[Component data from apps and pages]
== Segment start ==

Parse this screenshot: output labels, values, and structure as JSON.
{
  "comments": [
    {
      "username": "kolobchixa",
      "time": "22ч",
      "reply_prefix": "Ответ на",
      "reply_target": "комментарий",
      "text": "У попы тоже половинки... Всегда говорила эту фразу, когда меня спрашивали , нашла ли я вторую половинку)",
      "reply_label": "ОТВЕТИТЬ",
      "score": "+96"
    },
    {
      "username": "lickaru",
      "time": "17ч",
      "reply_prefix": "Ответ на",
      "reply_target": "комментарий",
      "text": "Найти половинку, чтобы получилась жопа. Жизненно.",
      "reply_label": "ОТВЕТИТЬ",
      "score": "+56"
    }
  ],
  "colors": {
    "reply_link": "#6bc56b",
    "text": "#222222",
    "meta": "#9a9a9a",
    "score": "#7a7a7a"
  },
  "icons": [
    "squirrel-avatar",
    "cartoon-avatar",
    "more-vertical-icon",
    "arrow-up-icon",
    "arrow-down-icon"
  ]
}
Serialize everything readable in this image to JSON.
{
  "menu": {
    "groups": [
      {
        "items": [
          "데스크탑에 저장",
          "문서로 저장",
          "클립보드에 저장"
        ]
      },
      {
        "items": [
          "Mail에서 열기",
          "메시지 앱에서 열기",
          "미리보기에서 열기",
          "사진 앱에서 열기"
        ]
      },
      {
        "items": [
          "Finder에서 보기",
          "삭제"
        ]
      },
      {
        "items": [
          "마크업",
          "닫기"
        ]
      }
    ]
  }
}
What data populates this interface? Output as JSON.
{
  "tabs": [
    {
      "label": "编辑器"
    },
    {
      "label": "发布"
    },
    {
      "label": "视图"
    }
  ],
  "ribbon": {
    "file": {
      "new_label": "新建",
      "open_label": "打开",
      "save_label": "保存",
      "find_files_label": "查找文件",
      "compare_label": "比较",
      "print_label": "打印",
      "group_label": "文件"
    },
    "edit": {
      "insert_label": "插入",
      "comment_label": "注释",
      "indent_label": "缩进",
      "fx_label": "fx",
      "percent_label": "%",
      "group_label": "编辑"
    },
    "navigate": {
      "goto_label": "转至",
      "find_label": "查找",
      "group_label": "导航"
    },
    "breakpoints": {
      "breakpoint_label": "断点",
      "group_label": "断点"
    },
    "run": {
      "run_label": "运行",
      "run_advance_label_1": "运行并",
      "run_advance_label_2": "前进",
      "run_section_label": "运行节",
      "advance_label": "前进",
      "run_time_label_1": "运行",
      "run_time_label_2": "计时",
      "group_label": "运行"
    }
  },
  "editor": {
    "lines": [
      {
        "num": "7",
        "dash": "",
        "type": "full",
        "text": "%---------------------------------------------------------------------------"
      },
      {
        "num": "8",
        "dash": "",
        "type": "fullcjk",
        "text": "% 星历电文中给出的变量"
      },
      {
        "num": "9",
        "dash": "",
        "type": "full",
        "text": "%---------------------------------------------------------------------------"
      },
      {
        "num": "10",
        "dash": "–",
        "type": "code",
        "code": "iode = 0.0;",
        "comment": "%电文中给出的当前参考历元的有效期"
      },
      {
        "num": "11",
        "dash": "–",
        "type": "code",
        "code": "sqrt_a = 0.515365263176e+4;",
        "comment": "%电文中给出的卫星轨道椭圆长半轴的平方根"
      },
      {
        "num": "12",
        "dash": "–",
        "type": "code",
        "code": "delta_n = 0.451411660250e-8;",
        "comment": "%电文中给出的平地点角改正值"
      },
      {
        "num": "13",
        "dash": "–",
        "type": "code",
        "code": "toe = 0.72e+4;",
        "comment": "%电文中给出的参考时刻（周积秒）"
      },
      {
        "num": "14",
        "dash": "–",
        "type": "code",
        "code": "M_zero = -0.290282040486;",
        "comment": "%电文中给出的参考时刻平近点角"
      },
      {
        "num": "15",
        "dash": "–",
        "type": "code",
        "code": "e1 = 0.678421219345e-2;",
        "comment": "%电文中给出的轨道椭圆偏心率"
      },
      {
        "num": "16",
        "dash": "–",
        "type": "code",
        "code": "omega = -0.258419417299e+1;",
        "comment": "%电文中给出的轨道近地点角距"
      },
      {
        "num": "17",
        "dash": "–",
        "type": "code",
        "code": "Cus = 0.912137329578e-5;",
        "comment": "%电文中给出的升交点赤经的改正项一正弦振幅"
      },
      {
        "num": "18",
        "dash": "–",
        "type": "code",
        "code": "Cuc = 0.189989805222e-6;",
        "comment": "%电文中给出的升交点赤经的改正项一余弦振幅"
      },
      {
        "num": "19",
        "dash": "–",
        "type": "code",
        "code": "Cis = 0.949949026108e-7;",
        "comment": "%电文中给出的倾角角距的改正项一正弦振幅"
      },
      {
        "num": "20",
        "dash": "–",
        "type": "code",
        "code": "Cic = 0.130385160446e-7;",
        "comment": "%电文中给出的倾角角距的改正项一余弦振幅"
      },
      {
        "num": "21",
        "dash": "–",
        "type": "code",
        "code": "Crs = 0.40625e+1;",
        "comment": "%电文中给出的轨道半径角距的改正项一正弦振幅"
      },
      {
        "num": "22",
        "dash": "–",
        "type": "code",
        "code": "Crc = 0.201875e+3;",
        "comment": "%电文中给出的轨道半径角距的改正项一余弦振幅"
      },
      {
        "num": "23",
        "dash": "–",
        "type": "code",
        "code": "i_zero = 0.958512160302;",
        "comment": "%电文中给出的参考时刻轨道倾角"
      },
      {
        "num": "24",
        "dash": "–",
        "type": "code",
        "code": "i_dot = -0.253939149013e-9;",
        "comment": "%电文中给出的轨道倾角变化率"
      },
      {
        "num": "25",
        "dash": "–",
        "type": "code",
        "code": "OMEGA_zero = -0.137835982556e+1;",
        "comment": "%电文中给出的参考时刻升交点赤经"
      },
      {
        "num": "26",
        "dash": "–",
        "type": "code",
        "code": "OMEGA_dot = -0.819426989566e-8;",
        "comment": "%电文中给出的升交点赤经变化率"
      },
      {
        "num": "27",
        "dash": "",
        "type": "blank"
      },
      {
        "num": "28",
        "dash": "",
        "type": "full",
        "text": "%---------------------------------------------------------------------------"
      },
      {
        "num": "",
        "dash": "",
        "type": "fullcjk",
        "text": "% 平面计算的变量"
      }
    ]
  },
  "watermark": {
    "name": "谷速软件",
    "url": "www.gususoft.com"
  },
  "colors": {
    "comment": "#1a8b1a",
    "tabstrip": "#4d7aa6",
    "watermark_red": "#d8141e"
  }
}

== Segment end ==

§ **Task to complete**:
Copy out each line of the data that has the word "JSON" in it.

§ **Solution for this exercise**:
Parse this screenshot: output labels, values, and structure as JSON.
Serialize everything readable in this image to JSON.
What data populates this interface? Output as JSON.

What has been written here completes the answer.